This basic way of thinking applies to other parts of my life, too. I’ve gone down his path for very specific reasons.

I never dated another design student while in school. I spent so much time with my classmates, that I wanted a break from them. Needed to. I never  wanted to spend all my time talking about design; There is a bigger world out there. Yes, my wife did teach art, and I relish conversations with her on aesthetics and other issues around making and appreciating art, but that is little of what we talk about. We mostly talk about life.

For the past 25 years I have chosen to live in suburban west Houston. It is amazing to see how things have changed over the years; our area that was once quiet and rural is now bustling with commerce, traffic and tons more people. Living out here has been deliberate. There are more trendy places to live, places where I could be closer to more culture, but living in the ‘burbs definitely keeps me grounded. Also forces me to seek out new things to see and do. A very different mindset than when you constantly are immersed in that lifestyle.

Why is a creative person forcing himself to live an “ordinary” life? It is very much by design, and largely because I never want to loose touch with the real world, not live in the ones we create. I want to be grounded. I want to have the perspective of someone NOT in the business. I want to be the audience.

Rory Sutherland and Dave Trott continuously rail on Twitter about how out of touch the advertising industry is. They could not be more right. Last weekend the Houston Ad Fed held their award show and I reviewed the many of the winners online this past week. There was beautiful work, don’t get me wrong, but how effective/affective was any of it? The work spoke to me as an ad man, but how much of it resonate with me as a consumer? I’ll bet you know the answer.

I went back and forth on where I was going with this post, when I happened onto this tweet. Me and Austin Kleon are simpatico on this subject.

As a creative practitioner, you should feed your head constantly. Actively seek out things that inspire you and get your juices flowing. Just never forget, you’re not working for other creative types — you’re working to make some change for people who are not like you. They won’t analyze or spend time with the work the way you do.

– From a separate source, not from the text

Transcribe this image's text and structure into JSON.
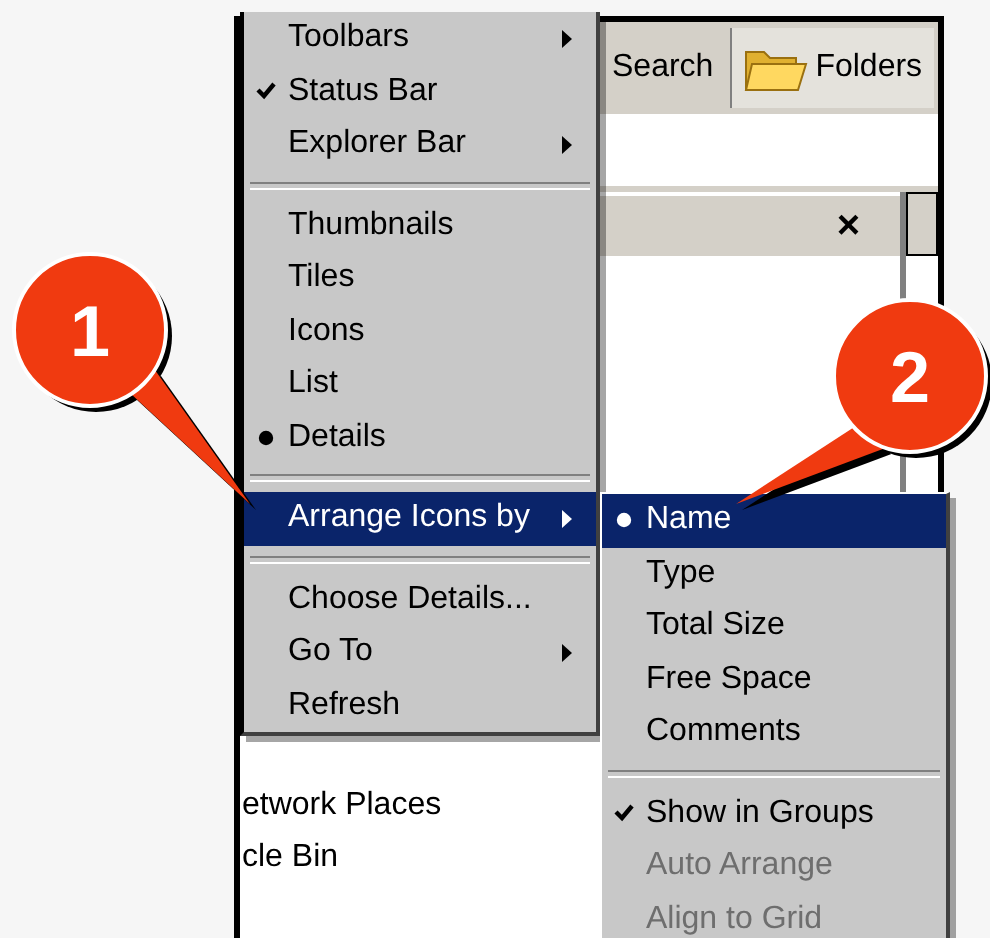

Don’t loose touch with the real world. You may not live in it, but your work will.